Overall, I did around 60 sets. Maybe a bit more, I wasn’t logging them. I got an SDL with a hot Russian tourist I met in Palladium. She made it rather easy for me, and my game felt out of practice so I was lucky that it didn’t matter. I dated a few more girls of the type I really like, including a very memorable Kazahk village girl. Ultimately, only the Russian panned out.

About 3/4 of the time, my game felt way off the peak. For the 1/4 it went well, it was almost like the good old days. Those latter sets were great fun and I remembered why I like daygame. Overall, I’ll say this was a qualified success. The worst of the revulsion is over, I still appear to have some of the old magic left, and I can only see myself getting better as the weather improves and I shake off more of the cobwebs.

How many suckers joined BlackDragon’s Loser Club?

February 26, 2019

I’m curious. I think BlackDragon is a faker and full of shit. His “rebuttal” to my accusation that he’s a pathetic delusional cuck was nothing of the sort. It was a squirt of squid ink: obfuscation masquerading as rebuttal.

When you’re over the target, that’s when you get the flak.

It’s one thing to read a man’s material, watch his videos, and conclude he’s full of shit. It’s quite another to watch him dissemble and run away in real time. BlackDragon made oh-so-big-a-deal about him being all about the business and that my post lead to a rapid +19% rise in his eBook sales [1]. There are also people accusing me of attacking him in an attempt to lure his Loser Club over to my business. Something rang false, again. So, I’m increasingly suspicious that the BlackDragon Alpha Male 2.0 scam is more of a Potemkin village than I’d first credited. I don’t know it is, so I’m posting this to see if my readers can confirm one way or the other.

KPUA screen 1

An internet loudmouth gets 103 comments

BD screen 1

A titan of business gets 63-10=53 comments

Here are the red flags:
1. His post got 63 comments so far, of which 10 are from him. So, 53 from real people. Mine has 103, all real people.
2. His side bar claims 20,000 subscribers on his email list. That’s A LOT [2]
3. His Alexa rank is high than mine, but not massively so.
4. His SimilarWeb stats are not much higher than mine in any respect. This despite my solidly neglecting my blog while he actively curates his.
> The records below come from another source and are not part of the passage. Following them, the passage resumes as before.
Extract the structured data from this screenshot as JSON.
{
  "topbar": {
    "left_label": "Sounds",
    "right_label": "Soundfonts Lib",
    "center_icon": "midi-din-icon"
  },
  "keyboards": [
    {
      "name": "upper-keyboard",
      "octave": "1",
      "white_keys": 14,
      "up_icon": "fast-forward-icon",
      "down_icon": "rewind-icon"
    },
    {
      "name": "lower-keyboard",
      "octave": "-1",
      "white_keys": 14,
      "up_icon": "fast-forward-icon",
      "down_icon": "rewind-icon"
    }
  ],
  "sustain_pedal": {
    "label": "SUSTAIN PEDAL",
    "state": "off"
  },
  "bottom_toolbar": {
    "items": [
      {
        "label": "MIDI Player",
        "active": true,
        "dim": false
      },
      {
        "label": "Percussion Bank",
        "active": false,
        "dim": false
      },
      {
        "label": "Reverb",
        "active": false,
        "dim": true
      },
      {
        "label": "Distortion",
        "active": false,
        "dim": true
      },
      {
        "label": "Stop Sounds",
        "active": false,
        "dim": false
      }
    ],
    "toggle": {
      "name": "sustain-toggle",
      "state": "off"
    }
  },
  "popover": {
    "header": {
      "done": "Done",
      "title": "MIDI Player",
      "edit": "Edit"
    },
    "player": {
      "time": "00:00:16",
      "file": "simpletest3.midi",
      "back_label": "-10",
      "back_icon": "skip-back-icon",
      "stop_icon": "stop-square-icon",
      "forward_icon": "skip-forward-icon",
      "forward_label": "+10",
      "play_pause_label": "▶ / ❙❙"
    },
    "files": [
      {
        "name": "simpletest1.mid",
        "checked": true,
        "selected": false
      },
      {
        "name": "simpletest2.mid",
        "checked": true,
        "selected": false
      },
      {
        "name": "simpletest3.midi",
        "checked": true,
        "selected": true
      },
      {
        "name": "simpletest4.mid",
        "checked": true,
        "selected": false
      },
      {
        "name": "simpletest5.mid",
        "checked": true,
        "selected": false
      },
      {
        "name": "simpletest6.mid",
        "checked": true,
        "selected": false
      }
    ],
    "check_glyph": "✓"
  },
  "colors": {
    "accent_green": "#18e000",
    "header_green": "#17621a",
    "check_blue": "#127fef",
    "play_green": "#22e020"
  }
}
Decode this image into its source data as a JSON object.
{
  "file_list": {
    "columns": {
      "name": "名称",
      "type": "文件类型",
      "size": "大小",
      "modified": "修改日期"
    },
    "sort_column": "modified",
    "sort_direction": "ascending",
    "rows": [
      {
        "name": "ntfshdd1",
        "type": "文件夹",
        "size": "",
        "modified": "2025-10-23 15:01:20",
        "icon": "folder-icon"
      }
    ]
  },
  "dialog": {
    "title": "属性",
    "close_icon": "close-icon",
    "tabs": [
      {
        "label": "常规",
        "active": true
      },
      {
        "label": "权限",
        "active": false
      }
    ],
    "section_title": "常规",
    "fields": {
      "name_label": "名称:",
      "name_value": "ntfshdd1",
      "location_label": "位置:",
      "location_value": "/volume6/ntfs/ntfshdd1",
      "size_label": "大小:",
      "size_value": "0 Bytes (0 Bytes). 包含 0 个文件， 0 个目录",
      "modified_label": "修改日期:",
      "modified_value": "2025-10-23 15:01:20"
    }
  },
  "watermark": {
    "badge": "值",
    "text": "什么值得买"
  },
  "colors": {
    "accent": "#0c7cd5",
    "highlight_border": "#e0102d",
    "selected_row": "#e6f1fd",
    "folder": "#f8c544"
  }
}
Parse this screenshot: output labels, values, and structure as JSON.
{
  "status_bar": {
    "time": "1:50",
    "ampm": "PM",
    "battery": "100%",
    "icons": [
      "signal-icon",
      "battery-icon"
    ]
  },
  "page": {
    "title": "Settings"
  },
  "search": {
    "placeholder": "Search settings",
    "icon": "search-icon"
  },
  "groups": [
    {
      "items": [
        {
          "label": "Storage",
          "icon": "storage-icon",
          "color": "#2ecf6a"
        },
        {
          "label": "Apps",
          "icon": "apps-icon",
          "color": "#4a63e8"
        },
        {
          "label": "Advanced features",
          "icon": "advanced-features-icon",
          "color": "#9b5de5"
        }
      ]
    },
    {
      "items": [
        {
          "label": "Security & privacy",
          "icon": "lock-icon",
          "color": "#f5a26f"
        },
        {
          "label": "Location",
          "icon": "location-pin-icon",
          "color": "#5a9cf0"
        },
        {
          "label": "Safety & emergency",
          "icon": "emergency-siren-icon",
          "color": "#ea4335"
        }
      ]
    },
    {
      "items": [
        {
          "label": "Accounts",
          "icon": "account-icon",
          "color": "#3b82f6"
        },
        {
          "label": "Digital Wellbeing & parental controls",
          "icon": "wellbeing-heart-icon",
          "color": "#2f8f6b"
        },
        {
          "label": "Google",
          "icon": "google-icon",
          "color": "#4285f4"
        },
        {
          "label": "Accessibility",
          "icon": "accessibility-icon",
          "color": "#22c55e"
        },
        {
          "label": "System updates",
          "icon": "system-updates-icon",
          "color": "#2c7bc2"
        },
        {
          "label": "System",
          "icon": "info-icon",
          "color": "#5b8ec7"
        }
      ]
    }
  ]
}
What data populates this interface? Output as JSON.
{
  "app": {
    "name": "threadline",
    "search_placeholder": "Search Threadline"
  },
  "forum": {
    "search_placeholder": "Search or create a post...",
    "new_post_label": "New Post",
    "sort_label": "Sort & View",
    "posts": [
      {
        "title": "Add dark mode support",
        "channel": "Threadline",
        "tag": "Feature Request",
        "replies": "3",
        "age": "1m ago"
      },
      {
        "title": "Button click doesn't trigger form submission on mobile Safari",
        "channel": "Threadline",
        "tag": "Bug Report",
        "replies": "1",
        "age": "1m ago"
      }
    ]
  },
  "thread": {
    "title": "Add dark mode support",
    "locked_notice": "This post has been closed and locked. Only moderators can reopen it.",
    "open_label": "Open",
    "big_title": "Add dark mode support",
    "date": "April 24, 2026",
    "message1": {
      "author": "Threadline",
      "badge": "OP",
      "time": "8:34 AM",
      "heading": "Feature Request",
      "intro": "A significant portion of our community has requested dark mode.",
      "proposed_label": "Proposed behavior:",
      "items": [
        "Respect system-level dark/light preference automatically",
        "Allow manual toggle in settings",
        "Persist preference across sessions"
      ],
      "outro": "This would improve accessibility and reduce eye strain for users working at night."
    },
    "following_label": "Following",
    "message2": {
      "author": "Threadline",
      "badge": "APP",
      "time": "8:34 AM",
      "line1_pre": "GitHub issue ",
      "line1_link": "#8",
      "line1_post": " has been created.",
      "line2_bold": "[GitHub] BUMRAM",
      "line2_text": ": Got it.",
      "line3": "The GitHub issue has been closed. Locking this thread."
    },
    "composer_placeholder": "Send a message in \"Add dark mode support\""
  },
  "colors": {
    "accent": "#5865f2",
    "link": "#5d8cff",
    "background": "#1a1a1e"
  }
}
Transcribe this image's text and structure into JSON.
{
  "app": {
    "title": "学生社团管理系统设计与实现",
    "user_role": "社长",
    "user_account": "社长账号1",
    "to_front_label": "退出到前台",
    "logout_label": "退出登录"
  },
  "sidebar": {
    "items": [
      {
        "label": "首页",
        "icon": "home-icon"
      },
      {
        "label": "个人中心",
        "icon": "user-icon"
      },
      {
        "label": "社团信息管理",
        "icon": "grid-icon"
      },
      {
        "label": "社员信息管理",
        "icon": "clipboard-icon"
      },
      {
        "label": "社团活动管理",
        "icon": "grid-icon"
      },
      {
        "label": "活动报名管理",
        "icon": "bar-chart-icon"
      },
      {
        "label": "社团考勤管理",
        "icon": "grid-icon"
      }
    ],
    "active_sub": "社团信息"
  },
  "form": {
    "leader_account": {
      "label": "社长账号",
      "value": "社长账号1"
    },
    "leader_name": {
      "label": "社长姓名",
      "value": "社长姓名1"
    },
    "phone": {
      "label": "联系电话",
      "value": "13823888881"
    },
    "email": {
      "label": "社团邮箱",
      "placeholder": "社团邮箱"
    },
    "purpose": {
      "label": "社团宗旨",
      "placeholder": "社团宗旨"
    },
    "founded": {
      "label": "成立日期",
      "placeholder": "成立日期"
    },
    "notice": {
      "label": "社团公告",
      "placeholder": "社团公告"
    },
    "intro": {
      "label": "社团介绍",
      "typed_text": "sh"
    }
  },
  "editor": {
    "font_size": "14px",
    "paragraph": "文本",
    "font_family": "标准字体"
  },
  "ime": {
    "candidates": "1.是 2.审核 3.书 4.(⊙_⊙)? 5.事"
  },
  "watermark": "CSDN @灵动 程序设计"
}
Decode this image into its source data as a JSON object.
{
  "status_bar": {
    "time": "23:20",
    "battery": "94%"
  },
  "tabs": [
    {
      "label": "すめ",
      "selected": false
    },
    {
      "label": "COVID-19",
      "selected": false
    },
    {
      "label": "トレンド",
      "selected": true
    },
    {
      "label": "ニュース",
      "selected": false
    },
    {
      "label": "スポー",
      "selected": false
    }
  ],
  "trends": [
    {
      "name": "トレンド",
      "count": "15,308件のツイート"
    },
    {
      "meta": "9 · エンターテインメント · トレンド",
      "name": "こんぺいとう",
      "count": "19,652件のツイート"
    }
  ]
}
KPUA Alexa

BD Alexa

I know I’m in a tiny niche. Does he?

My initial conclusion is that his level or traffic and engagement does not support his grandiose image of his business. I know I occupy a tiny niche and I live comfortably but nothing to puff my chest out about. If you can throw the rock of 20,000 subscribers into a pool, I’d expect more ripples.

KPUA SimilarWeb screen 1

BD SimilarWeb screen 1

So, what’s going on? Does BlackDragon have a big successful business and it merely isn’t fully represented in his reader engagement and traffic? Or are his business claims as delusional as the claims of his sex life? I really don’t know. I’m no expert in analysing websites from a distance. Are there any experts in this area?

It seems relevant to me. This clown has the temerity to ask readers for $9597 per year to join his VIP Losers Club. I’m curious just how many suckers he’s lured into his shell game.

Loser Club sales page

Nuclear indeed

[1] The proceeds of which will fund him for a few more hookers. Glad to be a help to his sex life.
[2] If it were true, lol.